The city school board voted last night to continue funding an alternative school in Kenya for at-risk middle-school boys that had been threatened with closure because of financial difficulties.
The Baraka School, which was opened by the Abell Foundation in 1996 as an alternative school for seventh- and eighth-graders struggling academically and behaviorally, will remain open for at least another two years.
The school system will continue subsidizing the program at the current level of about $6,400 per pupil, which goes toward Baraka's $14,000 annual tuition.
About 20 boys will be recruited by school officials and the Abell Foundation to begin the program for the coming fall.
"These young men have had - and are having - experiences and opportunities that they would never have, had they not gone to the Baraka School," said Patricia Morris Welch, one of three school board members who traveled to Kenya in November to visit the school.
"There is also a lot of structure to their lives, probably more structure than they would have here."
Early last year, it appeared that Baraka would not reopen for the current school year. But, during the summer, the school board reached a funding agreement with Abell that allowed the 17 boys enrolled in the program to complete their second year.
Baraka opened this school year with a former middle school teacher from Grosse Pointe, Mich., Richard Kroll Jr., as the new headmaster.
Three school board members visited Baraka in November. Welch, Michele B. Noel and Dorothy G. Siegel talked to the staff and pupils about their experiences, attended classes and joined some of the boys for a safari.
"I felt that it was a life-changing experience," Siegel told the board last night. "We did not go in anticipation that we would be so impressed with the changes these young men had made in their lives."
In approving the funding, the school board expressed concern about the lack of access to technology at Baraka, and suggested providing the boys with summer school instruction in computers when they return to Baltimore in between their two sessions abroad.
The board also said the curriculum at Baraka needs to be more coordinated with that of regular city schools, so the boys are prepared to re-enter high school locally after their return.
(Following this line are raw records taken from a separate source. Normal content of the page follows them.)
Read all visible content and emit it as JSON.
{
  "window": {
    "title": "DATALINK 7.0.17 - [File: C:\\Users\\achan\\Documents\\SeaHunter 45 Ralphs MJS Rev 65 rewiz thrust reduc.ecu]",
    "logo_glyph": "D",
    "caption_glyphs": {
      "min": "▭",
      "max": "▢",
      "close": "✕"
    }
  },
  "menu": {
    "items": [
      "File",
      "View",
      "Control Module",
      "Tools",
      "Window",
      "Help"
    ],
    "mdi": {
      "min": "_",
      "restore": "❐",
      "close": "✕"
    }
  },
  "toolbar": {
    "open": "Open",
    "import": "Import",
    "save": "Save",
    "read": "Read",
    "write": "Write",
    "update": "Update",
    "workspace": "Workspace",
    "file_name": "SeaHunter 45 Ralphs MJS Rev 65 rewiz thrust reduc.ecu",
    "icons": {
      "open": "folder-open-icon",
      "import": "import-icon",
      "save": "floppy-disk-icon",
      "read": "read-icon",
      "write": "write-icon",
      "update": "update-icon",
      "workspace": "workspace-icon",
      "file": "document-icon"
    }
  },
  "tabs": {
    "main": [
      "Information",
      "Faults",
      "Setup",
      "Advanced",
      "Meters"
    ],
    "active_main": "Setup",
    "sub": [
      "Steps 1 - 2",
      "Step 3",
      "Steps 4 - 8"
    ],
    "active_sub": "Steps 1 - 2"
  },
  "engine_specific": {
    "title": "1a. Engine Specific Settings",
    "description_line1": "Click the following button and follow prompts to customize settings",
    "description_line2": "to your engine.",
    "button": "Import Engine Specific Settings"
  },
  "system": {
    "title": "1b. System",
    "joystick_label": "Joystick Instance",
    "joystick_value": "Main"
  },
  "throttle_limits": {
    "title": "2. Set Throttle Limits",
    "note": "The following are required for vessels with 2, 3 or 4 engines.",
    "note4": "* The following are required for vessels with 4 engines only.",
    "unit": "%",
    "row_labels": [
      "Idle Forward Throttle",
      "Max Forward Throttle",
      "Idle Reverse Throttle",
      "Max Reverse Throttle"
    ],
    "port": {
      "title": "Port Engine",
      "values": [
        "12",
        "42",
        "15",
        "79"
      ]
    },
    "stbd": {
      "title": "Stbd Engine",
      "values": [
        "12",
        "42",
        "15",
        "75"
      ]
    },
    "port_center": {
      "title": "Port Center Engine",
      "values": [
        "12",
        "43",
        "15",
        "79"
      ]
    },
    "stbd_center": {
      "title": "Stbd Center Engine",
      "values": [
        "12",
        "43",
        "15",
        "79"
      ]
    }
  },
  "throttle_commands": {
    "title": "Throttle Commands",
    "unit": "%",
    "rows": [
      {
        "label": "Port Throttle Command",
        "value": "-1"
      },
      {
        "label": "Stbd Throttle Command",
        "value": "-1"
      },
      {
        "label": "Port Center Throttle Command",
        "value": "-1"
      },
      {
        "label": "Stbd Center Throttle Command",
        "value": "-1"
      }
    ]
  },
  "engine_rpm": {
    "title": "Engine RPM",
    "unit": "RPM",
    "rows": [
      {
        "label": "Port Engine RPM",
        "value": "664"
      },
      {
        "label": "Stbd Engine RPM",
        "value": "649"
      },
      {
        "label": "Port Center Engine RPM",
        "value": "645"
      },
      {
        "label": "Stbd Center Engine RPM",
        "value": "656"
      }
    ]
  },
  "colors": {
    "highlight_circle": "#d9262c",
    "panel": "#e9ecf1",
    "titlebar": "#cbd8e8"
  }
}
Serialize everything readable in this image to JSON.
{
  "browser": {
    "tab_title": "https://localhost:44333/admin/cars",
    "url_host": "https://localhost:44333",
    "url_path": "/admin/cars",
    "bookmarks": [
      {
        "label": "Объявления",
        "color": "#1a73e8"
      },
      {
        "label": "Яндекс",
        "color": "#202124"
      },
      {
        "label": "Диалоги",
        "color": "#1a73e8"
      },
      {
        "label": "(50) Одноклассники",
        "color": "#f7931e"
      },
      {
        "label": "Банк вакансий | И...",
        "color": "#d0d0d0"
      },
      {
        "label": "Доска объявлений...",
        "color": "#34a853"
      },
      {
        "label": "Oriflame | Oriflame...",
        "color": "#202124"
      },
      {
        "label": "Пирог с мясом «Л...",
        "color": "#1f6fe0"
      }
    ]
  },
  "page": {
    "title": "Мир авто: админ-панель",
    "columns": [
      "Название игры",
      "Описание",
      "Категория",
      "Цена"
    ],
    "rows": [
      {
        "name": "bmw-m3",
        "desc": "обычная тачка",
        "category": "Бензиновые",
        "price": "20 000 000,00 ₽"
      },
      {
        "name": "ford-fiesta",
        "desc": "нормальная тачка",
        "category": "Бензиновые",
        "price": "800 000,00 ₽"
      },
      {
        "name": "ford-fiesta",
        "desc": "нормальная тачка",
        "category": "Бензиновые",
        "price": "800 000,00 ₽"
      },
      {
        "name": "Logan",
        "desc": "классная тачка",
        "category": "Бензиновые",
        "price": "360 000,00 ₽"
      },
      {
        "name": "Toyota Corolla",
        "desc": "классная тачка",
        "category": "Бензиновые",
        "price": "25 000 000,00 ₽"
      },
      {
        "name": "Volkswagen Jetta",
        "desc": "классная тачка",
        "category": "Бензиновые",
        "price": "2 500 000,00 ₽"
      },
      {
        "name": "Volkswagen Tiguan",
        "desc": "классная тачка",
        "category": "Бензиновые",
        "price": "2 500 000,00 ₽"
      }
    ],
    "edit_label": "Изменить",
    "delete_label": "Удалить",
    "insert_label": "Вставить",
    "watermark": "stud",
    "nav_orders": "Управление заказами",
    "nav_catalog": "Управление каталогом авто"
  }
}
Technically, the boys are enrolled in the city school system.
The Abell Foundation had sought a $7,000-per-pupil contribution from the school system.
"We're very encouraged and appreciative," said Chris Doherty, former director of Baraka and current president of the school's board of trustees.
"We know that it wasn't that easy - and certainly not a rubber stamp - for the school board to come up with this money, so we're psyched," Doherty said.